Most people would describe poverty as being poor or not having much money.
However, for Rev. Gregory C. Ellison II, Ph.D., there are different types of poverty.
“There’s also a poverty of worth in our country,” said Ellison, who is associate professor of pastoral care and counseling at Emory University in Atlanta. “That is why we see crime and young men who don’t care about anybody else, because they feel like their own lives are not valued. So life becomes a survival mechanism where they get what they can as soon as they can. That’s poverty.”
In other words, Ellison told the Recorder, the best way to reduce poverty is to not only address the economic and social causes of it, but also to look at its psychological impact.
Ellison will be among more than 350 leaders from nonprofit organizations, faith institutions and government who will gather at Christian Theological Seminary (CTS) in Indianapolis on Tuesday, March 14, for the Faith & Action Project’s spring conference.
National experts, local activists and community leaders will discuss poverty in America and solutions for alleviating it.
CTS says the event, which is open to the public and includes lunch at $20 per person, is “designed to inspire, equip and provide a forum” to come up with effective ways to actually reduce poverty.
Matt Boulton, Ph.D, president of CTS, said the seminary is honored to host the conference, because it is needed now more than ever.
“Indianapolis’ general poverty rate is 22 percent, and its child poverty rate is 33 percent; both are above national averages. That’s unacceptable,” Boulton said. “Extraordinary work by many organizations is already underway. We are committed to helping highlight and accelerate that work and encouraging others to get involved.”
The itinerary for the Faith & Action Project’s conference includes what some may describe as an “all-star” list of leaders from academia, the faith community, the nonprofit sector and local government.
Among those scheduled to participate include veteran urban activist Robert Lupton, author of the bestselling book Toxic Charity; Rev. David Hampton, Ph.D., deputy mayor of Indianapolis and senior pastor of Light of the World Christian Church; and Jodi Pfarr, whom CTS describes as “an entertaining diversity trainer who’s lived and worked in rural and urban settings.”

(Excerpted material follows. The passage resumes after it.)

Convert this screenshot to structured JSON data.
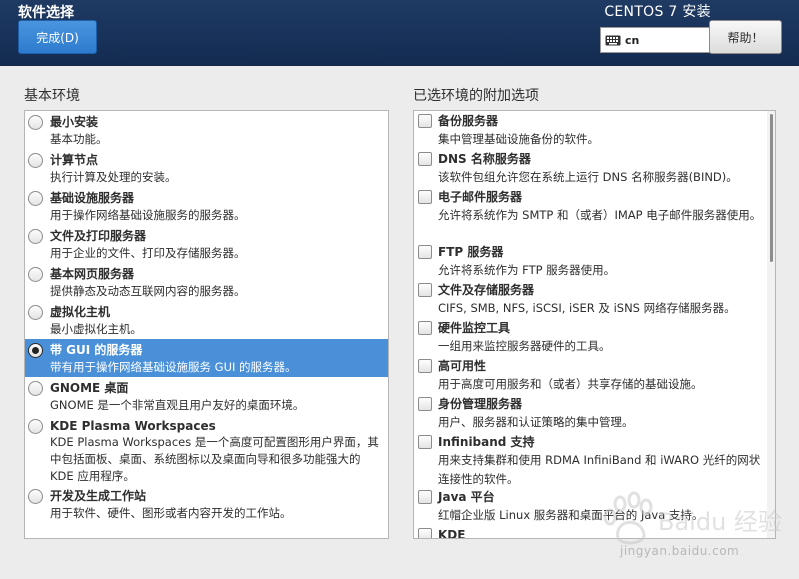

In addition to teaching at Emory, Ellison also works as founder of Fearless Dialogues, a nonprofit organization that creates opportunities for people who would not typically interact with each other to have dialogue about important issues.
Ellison's appearance at the conference this month is highly anticipated in part because of his ties to the Indianapolis community. Not only does he have relatives who live here, but he also considers nationally renowned activist, poet and writer Mari Evans, an Indianapolis resident, to be one of his mentors. Ellison has also worked with community and faith organizations in the area on previous projects.
“Indiana, in some regards, is a muse for me,” Ellison said. “Through the conversations I’ve experienced there, it provides inspiration to do good work beyond your great state. I’m looking forward to the opportunity to come and meet additional creative activists who are committed to the bettering life in their community.”
Ellison is also the author of Cut Dead But Still Alive: Caring for African American Young Men. In the book and while speaking across the country, he frequently mentions the concept of being “cut dead,” which emerged from a phrase coined by philosopher and psychologist William James in 1899.
“That literally means to be snubbed completely, or deliberately ignored,” Ellison said.
He added that in his experience, he has met people of different races, backgrounds and economic classes who often feel like they are being unseen and unheard, or judged with stereotypes. These people, he said, have hopes and dreams for their lives, even though other people may perceive their lives as meaningless.
“That’s the kind of tension I have found in working with young men who are African-American, some of whom have been incarcerated, and some of whom have been in some our nation’s most prestigious insinuations,” Ellison said. “However, I’ve also seen it in the elderly, disabled people and white businessmen who are prominent in their industry.”
Ellison's point is that some people feel “cut dead” because they are seen only in a stereotypical way, and not in the fullness of their humanity. He believes this social challenge must be addressed in order to fully deal with the negative affects of poverty.
“What we’re seeking to do is to say you can change your society by the way that you treat the people that are in closest proximity to you,” he stated.
Ellison added that through the work of his organization, he has also discovered that poverty can best be fought when diverse groups of people from all walks of life come together and solve problems with respect.
“One way that I think the church can address poverty is to bring people together who don’t ordinarily sit together,” he said. “That’s a Christian vision, and it is what people like Martin Luther King Jr. and Gandhi were trying to do — bring people together in meaningful ways. Not just to say, ‘OK, we’re going to address the problem,’ but also see how we can be enriched by the presence of someone who is different from us.”
The Faith & Action Project Spring Conference will take place March 14 from 8:30 a.m.–3:30 p.m. at Christian Theological Seminary, 1000 W. 42nd St. The $20 admission price includes lunch, and scholarships are available. For more information, visit www.cts.edu.